Ashley Wallis, plastics campaigner for Oceana Canada, says, “It’s not your fault. For more than half a century, the plastics industry has blamed individual consumers or “litter bugs” for plastic pollution, rather than investing in reuse systems or alternative plastic-free choices.

“Now is the time to demand that our government stand up to Big Plastic and cut this harmful pollutant off at the source. We need a strong ban on harmful single-use plastics in Canada that goes beyond the proposed six items, which represent only a fraction of one per cent of the plastics we use.

“The plastic industry pays lip service to the importance of addressing plastic waste yet fights against the laws that would force it to clean up its act,” says Ms. Wallis, referring to the federal government’s recent decision to declare plastic Toxic under Canada’s Environmental Protection Act (CEPA) — a decision the plastic industry is now attempting to fight in court.

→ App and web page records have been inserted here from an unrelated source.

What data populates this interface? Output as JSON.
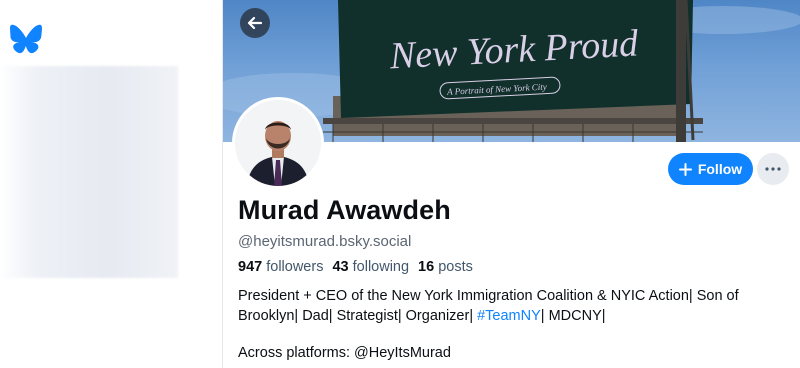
{
  "colors": {
    "accent": "#1083fe",
    "text": "#0b0f14",
    "muted": "#5b6673"
  },
  "banner": {
    "billboard_title": "New York Proud",
    "billboard_subtitle": "A Portrait of New York City"
  },
  "profile": {
    "display_name": "Murad Awawdeh",
    "handle": "@heyitsmurad.bsky.social",
    "followers_count": "947",
    "followers_label": "followers",
    "following_count": "43",
    "following_label": "following",
    "posts_count": "16",
    "posts_label": "posts",
    "bio_part1": "President + CEO of the New York Immigration Coalition & NYIC Action| Son of Brooklyn| Dad| Strategist| Organizer| ",
    "bio_hashtag": "#TeamNY",
    "bio_part2": "| MDCNY|",
    "bio_line3": "Across platforms: @HeyItsMurad"
  },
  "actions": {
    "follow_label": "Follow"
  },
  "icons": {
    "logo": "butterfly-logo-icon",
    "back": "arrow-left-icon",
    "follow": "plus-icon",
    "more": "ellipsis-icon"
  }
}
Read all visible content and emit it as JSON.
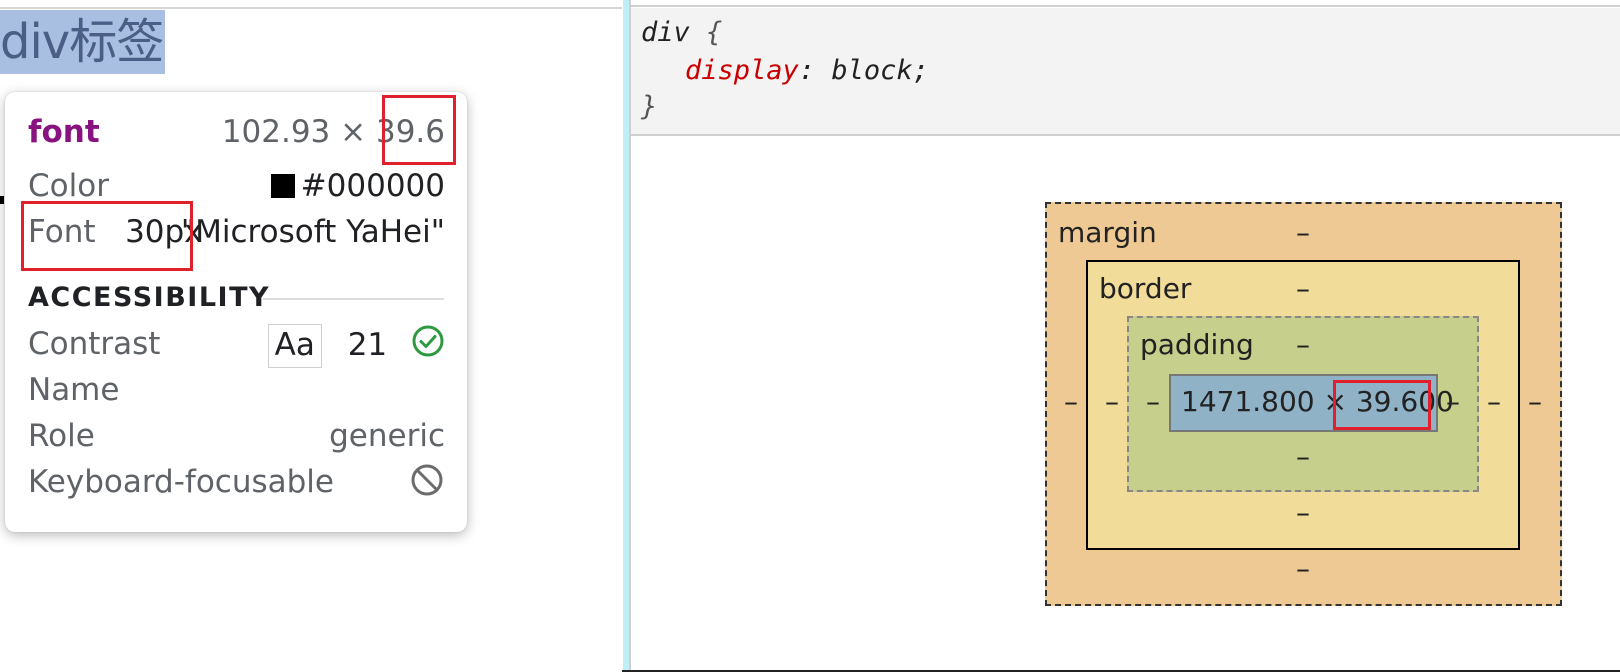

Industry opposition to the proposed federal ban is out of step with science and public opinion. Eliminating unnecessary single-use plastic products is an essential piece of Canada’s regulatory approach and something Canadians strongly support. Recent Abacus Data polling commissioned by Oceana Canada reveals that 97 per cent of Canadians believe that the government must take responsibility to reduce the amount of plastic pollution in the ocean.

Ninety per cent of Canadians support the proposed ban on single-use plastics (up from 86 per cent in June 2020), while two-thirds want to see it expanded to include other harmful plastic products, such as hot and cold drink cups and lids, cigarette filters and all forms of polystyrene. These items, among many others, are commonly found in the environment and polluting our oceans but are, unfortunately, missing from the government’s proposed ban.

Oxo-degradable plastics are also absent, despite the fact that this type of plastic is designed to break up into harmful microplastics, a form of plastic pollution so ubiquitous it has been found in human umbilical cords and placentas.

 

More than 32 countries and many jurisdictions have already banned or are on the way to banning single-use plastics. And now that plastics have been declared Toxic under CEPA, The Canadian government’s next step is to finalize its own single-use plastics ban by the end of this year.  

“For each day we, as consumers, are forced to participate in the plastic pollution crisis, 22 million kilograms of plastics leak into the ocean, harming wildlife, the environment and our health,” says Ms. Wallis. “Plastic producers have worked for decades to make consumers responsible for plastic pollution — but the truth is, we have little choice in the matter. Single-use plastics are practically unavoidable in our daily lives. Our only chance to turn the tide is with strong regulations.”

Photo by Dreamstime shows single use coronavirus face masks discarded in the ocean.